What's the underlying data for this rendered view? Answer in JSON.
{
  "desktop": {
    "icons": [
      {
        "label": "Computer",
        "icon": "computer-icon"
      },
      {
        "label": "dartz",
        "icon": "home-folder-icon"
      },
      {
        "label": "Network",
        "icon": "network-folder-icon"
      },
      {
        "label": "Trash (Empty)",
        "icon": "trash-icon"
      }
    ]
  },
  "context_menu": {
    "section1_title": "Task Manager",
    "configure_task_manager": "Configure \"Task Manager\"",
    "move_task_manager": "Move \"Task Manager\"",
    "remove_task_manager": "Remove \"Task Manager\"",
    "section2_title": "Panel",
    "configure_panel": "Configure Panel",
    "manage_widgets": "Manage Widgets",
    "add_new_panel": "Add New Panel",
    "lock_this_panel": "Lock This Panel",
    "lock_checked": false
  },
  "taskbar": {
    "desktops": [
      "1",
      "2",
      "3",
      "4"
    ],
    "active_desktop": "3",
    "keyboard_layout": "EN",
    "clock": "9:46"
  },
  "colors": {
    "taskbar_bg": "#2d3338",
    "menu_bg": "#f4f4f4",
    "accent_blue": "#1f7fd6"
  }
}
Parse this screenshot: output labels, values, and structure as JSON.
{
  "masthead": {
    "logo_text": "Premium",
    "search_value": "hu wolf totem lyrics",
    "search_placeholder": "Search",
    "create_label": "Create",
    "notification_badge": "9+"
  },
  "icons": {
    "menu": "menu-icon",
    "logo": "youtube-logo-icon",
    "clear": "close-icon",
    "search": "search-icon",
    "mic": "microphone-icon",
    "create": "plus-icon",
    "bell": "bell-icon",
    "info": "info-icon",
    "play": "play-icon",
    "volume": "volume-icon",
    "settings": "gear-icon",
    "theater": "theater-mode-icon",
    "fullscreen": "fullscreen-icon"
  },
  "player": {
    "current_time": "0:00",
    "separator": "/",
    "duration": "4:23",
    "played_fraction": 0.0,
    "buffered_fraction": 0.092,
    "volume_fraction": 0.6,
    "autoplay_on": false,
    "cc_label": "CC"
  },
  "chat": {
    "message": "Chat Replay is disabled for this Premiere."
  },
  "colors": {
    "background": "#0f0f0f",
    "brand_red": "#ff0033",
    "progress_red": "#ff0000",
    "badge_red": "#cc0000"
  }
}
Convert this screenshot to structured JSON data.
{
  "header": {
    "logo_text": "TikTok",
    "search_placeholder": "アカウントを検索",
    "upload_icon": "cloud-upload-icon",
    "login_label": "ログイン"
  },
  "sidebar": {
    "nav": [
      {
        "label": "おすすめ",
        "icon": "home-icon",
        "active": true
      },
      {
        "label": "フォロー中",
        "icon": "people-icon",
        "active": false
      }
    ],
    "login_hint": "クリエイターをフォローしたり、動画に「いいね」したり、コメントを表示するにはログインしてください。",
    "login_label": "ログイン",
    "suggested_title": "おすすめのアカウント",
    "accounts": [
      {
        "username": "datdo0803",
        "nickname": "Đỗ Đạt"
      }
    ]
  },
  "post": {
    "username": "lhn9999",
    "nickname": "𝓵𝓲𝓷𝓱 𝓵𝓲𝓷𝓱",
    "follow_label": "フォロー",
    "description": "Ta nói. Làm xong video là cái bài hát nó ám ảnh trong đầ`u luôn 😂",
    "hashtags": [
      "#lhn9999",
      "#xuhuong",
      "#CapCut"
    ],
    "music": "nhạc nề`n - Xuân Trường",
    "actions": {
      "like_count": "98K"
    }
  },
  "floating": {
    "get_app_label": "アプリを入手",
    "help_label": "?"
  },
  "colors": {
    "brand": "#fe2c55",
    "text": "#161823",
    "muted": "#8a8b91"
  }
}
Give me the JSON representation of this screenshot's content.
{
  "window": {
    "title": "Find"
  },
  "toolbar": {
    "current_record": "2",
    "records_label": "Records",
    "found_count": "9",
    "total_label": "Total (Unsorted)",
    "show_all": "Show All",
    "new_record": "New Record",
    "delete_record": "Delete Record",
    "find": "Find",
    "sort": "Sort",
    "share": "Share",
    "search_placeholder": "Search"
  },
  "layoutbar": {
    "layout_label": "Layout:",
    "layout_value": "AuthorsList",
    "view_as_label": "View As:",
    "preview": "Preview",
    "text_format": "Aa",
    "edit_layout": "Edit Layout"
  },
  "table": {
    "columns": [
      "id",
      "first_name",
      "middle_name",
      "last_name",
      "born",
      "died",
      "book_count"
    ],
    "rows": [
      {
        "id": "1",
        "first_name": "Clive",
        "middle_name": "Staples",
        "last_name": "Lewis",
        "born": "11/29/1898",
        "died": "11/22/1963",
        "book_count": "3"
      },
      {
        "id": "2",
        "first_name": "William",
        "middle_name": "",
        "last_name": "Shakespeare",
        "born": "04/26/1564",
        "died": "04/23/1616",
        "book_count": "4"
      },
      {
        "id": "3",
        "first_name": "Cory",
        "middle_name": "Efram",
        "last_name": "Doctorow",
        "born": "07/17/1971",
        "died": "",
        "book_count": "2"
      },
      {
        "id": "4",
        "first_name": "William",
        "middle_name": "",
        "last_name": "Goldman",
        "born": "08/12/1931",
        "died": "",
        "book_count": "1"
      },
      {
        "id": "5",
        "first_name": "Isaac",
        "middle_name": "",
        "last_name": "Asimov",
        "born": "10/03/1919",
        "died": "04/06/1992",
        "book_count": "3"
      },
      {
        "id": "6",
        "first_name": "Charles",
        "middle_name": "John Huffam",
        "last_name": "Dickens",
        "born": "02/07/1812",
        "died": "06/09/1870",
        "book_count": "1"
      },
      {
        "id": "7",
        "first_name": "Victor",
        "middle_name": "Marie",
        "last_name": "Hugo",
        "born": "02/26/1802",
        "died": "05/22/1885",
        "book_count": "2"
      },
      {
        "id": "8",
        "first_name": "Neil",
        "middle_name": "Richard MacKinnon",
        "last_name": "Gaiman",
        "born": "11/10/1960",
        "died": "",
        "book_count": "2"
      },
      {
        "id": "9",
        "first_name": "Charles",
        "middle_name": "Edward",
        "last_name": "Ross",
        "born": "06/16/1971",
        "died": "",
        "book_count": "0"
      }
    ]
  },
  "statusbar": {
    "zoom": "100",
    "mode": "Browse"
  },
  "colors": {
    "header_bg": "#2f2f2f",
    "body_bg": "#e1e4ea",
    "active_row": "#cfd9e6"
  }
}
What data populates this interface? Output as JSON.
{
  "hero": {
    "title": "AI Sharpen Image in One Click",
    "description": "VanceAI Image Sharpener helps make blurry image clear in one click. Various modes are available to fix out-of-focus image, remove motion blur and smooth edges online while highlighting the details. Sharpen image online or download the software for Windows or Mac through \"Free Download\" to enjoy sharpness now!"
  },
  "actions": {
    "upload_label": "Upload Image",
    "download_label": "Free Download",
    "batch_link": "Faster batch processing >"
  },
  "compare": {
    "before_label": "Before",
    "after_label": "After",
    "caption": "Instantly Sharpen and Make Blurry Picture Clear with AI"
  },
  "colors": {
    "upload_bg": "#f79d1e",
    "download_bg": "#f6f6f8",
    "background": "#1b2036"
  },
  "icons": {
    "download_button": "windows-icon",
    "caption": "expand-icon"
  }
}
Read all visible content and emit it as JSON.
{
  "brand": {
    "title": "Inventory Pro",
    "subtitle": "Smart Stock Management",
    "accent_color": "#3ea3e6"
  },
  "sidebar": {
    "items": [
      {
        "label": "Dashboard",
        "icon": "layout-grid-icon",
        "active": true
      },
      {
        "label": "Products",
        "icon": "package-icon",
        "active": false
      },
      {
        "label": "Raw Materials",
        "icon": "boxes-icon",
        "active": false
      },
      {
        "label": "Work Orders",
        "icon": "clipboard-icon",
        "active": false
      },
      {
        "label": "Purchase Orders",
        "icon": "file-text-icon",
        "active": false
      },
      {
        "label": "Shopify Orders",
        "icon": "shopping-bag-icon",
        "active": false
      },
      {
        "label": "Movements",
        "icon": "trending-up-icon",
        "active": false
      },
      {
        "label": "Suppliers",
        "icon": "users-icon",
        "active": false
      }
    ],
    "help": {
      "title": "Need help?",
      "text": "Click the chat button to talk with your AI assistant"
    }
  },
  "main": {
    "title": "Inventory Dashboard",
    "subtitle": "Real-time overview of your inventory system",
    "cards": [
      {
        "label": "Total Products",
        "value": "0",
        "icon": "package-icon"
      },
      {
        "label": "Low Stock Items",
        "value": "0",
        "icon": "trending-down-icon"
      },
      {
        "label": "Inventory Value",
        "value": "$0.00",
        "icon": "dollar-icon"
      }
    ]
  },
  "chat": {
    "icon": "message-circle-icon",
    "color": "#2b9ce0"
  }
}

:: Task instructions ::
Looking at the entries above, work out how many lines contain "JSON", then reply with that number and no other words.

:: Answer for the task ::
6